Using the global average value of 379 ppm for atmospheric CO2 in 2005 gives an RF of 1.66 ± 0.17 W m–2; a contribution that dominates that of all other forcing agents considered in this chapter. This is an increase of 13 to 14% over the value reported for 1998 in Ramaswamy et al. (2001). This change is solely due to increases in atmospheric CO2 and is also much larger than the RF changes due to other agents. In the decade 1995 to 2005, the RF due to CO2 increased by about 0.28 W m–2 (20%), an increase greater than that calculated for any decade since at least 1800 (see Section 6.6 and FAQ 2.1, Figure 1). "

David Evans said...

I am David Evans (not the David Evans that appears to deny global warming). I posted the following by GARY GUTTING in my blog on Blogger called “It Started in Philadelphia” on October 13 of this year.
“… Consider, for example, current discussions about climate change, specifically about whether there is long-term global warming caused primarily by human activities (anthropogenic global warming or A.G.W.). All creditable parties to this debate recognize a group of experts designated as “climate scientists,” whom they cite in either support or opposition to their claims about global warming.
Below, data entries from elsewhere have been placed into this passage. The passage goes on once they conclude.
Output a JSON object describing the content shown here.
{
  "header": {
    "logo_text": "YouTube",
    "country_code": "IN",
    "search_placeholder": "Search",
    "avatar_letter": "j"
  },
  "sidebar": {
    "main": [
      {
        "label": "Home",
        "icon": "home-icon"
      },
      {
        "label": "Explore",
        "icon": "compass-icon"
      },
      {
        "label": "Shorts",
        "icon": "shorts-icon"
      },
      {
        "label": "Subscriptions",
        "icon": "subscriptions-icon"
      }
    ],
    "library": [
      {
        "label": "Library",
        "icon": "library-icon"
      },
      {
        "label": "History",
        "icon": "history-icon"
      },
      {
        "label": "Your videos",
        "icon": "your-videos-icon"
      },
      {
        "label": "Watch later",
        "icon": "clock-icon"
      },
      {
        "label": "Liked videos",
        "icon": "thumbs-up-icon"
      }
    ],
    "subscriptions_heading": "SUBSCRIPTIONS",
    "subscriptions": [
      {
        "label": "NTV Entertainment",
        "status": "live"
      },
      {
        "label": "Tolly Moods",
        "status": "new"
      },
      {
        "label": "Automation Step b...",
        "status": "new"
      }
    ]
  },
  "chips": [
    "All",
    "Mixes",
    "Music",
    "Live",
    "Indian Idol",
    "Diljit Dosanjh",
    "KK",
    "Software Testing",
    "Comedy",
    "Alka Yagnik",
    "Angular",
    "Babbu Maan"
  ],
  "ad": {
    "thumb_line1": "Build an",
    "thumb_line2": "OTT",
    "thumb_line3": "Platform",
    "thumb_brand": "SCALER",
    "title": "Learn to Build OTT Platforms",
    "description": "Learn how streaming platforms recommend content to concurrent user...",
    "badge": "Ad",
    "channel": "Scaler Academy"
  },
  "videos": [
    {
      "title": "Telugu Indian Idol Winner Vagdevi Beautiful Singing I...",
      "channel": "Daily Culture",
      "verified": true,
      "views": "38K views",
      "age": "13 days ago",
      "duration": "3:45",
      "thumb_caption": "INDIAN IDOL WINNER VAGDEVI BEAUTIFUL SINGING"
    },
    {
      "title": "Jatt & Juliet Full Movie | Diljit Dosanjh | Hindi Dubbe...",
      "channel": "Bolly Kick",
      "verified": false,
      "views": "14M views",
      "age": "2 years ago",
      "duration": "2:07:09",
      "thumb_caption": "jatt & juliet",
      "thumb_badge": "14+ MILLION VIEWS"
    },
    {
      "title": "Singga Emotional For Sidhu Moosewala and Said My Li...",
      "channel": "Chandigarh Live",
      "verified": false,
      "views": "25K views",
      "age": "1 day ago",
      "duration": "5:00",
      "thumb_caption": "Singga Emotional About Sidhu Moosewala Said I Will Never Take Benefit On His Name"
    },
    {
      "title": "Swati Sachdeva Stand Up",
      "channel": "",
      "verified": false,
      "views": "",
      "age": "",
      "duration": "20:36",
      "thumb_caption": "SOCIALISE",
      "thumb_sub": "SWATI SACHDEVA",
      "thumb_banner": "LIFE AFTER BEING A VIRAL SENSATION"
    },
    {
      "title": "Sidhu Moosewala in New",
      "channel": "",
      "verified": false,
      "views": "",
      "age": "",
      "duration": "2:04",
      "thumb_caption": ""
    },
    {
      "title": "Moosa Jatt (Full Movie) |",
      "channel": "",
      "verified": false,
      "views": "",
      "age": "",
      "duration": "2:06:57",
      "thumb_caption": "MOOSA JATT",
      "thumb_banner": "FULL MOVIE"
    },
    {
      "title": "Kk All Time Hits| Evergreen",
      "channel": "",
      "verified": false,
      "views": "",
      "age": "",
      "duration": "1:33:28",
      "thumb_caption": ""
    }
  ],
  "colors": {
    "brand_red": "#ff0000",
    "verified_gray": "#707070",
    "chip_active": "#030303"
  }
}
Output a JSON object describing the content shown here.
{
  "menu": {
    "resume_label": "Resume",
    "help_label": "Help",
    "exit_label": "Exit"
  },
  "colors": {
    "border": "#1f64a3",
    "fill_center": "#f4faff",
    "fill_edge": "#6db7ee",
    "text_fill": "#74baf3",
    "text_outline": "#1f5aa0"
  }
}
In contrast to enterprises such as astrology or homeopathy, there is no serious objection to the very project of climate science. The only questions are about the conclusions this project supports about global warming.

There is, moreover, no denying that there is a strong consensus among climate scientists on the existence of A.G.W. — in their view, human activities are warming the planet. There are climate scientists who doubt or deny this claim, but even they show a clear sense of opposing a view that is dominant in their discipline. Non-expert opponents of A.G.W. usually base their case on various criticisms that a small minority of climate scientists have raised against the consensus view. But non-experts are in no position to argue against the consensus of expert opinion. As long as they accept the expert authority of the discipline of climate science, they have no basis for supporting the minority position. Critics within the community of climate scientists may have a cogent case against A.G.W., but, given the overall consensus of that community, we non-experts have no basis for concluding that this is so. It does no good to say that we find the consensus conclusions poorly supported. Since we are not experts on the subject, our judgment has no standing.

It follows that a non-expert who wants to reject A.G.W. can do so only by arguing that climate science lacks the scientific status needed be taken seriously in our debates about public policy. There may well be areas of inquiry (e.g., various sub-disciplines of the social sciences) open to this sort of critique. But there does not seem to be a promising case against the scientific authority of climate science. As noted, opponents of the consensus on global warming themselves argue from results of the discipline, and there is no reason to think that they would have had any problem accepting a consensus of climate scientists against global warming, had this emerged…”

Hank Roberts said...

aside -- there's a new expert at WTF who writes at RC " for the record, I have a fair amount of experience in decision making in the face of uncertainty. For example, see my Goggle Knols and Excel spreadsheets for Bayesian Analysis, Decision Trade-Offs, and Nash Equilibrium"